On May 20, Kenya (Robinson) and Illya Szilak will discuss health and sexuality issues in prisons, through the lens of fleshlights.
An exhibition at Nurture Art features evolving collections of art and testimony from people too often left out of official histories.
On April 2, exchange and peruse books by black women authors at OlaRonke Akinmowo’s Free Black Women’s Library at NURTUREart.
There are many an artist who dedicate themselves to subverting the commodification of their own work and the current exhibition at Nurture Art, Is This Free?, addresses the topic with a three-part summer exhibition.

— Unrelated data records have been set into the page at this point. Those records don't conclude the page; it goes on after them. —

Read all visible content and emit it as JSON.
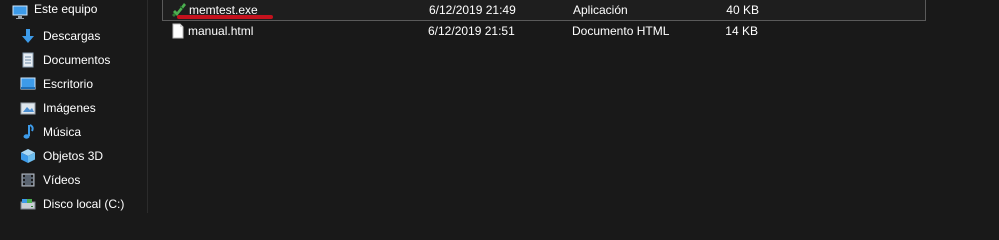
{
  "sidebar": {
    "root": {
      "label": "Este equipo",
      "icon": "computer-icon"
    },
    "items": [
      {
        "label": "Descargas",
        "icon": "download-arrow-icon"
      },
      {
        "label": "Documentos",
        "icon": "documents-icon"
      },
      {
        "label": "Escritorio",
        "icon": "desktop-icon"
      },
      {
        "label": "Imágenes",
        "icon": "pictures-icon"
      },
      {
        "label": "Música",
        "icon": "music-note-icon"
      },
      {
        "label": "Objetos 3D",
        "icon": "cube-3d-icon"
      },
      {
        "label": "Vídeos",
        "icon": "videos-icon"
      },
      {
        "label": "Disco local (C:)",
        "icon": "drive-icon"
      }
    ]
  },
  "files": [
    {
      "name": "memtest.exe",
      "date": "6/12/2019 21:49",
      "type": "Aplicación",
      "size": "40 KB",
      "icon": "memtest-app-icon",
      "selected": true
    },
    {
      "name": "manual.html",
      "date": "6/12/2019 21:51",
      "type": "Documento HTML",
      "size": "14 KB",
      "icon": "html-file-icon",
      "selected": false
    }
  ],
  "colors": {
    "background": "#191919",
    "text": "#ffffff",
    "annotation_underline": "#c4121d",
    "folder_blue": "#3d9be9"
  }
}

Despite Bushwick Basel’s tongue-in-cheek name, the title suits this new art fair, as it is an art fair, albeit a very, very small one. Bushwick Basel, which consisted this year of 11 local galleries, is the kind of fair you could imagine Nada or Pulse being like when they first began — a fair that features fresh work made by young artists, presented by small galleries in a somewhat casual fashion. Standing in Bushwick Basel, you can also imagine this fair growing exponentially, if it continues in subsequent years.
A liver shot in boxing is a short, quick body punch delivered to the liver with a left hook. The effect can be devastating. (Bernard Hopkins knocked out Oscar De La Hoya with such a shot.) Unfortunately, the tool is often overlooked in today’s prizefights, as boxers prefer headhunting with right-hand crosses aimed at the opponent’s chin. What does the liver shot have to do with Nuture Art’s new show, Systemic Risk? Not much. The exhibition, unlike the body punch, exists in the realm of ideas; it’s a cerebral affair.
Hyperallergic has always kept its finger on the pulse of Bushwick’s growing art scene. This Thursday Hyperallergic editor, Hrag Vartanian, broadens the discussion, as he moderates the “Confronting Bushwick: A Discussion on the Nature and Future of the Bushwick Art Scene” panel at Bushwick’s Bogart Salon, one of the galleries in the burgeoning 56 Bogart Street art building.
We Are is Nurture Art’s summer innitative. All summer the nonprofit has lent its gallery space out to a number of Brooklyn-based artists, curators and galleries. According to the organization’s website: “This hybrid between art festival, short-term residency program and neighborhood jamboree is a honest statement of identification with the people that make our community.”
The well-respect nonprofit arts organization Nurture Art signed a lease today for a new space at 56 Bogart Street, which is quickly transforming into the hub of Bushwick’s burgeoning nonprofit arts and gallery scene.
The mercury in your thermometer can easily climb to 100+ degrees during these dog days of summer in north Brooklyn’s Bushwick neighborhood. The concrete streets are helplessly desolate and even the Bushwick pigeons seem to have given up. Bushwick has been quieter lately, and the local art scene might have been hiding in the close proximity of blasting air conditioners most of the time, but even with all these factor you can definitively say that it certainly is not dead. In fact, several prominent Bushwick galleries and art spaces opted out of the summer break and have been serving up refreshing art options.
A small coconut tree grows in the corner of Nurture Art. Simply titled “Coconut” (2009), and created by artist Gudmundur Thoroddsen, the leaves seem to reach towards the skylight. A certain twist makes it art — a few of the leaves are painted pink. It resembles one of Matisse’s colorful trees come to life. A plain tree might boast a simple elegant beauty, but Thoroddsen’s concoction proves that an injection of pink can be such a guilty visual pleasure.
Like this tree, many works in this show, titled Duck and Decorated Shed, start with a bland surface and cover it with visual pepper. Theresa Himmer’s set of videos from 2009, The Mountain Series, zoom in on these humongous sequins that are adhered to the sides of unremarkable buildings in Reykjavik. They glisten with a strange glow. Himmer also pulls some basic film tricks that involve playing with the speed of the film. The end result is that this footage resembles clay-mation. Once again, nature looks cooler when it’s tweaked.
Repetition in art can be so juicy … when it’s done right. But second-rate minimalism has so deeply traumatized all us with its dull monotony and draining sense of sameness. Indeed, the fear that your favorite professor heard or saw you yawning after the 18th Judd slide in that dark lecture room binds us all together. But there is another facet of repetition that minimalism’s fierce rejection of ornament and narrative has left un-explored. The show closing tomorrow at Nurture Art, titled Eternal Return, reveals a more vivacious take on recurring forms.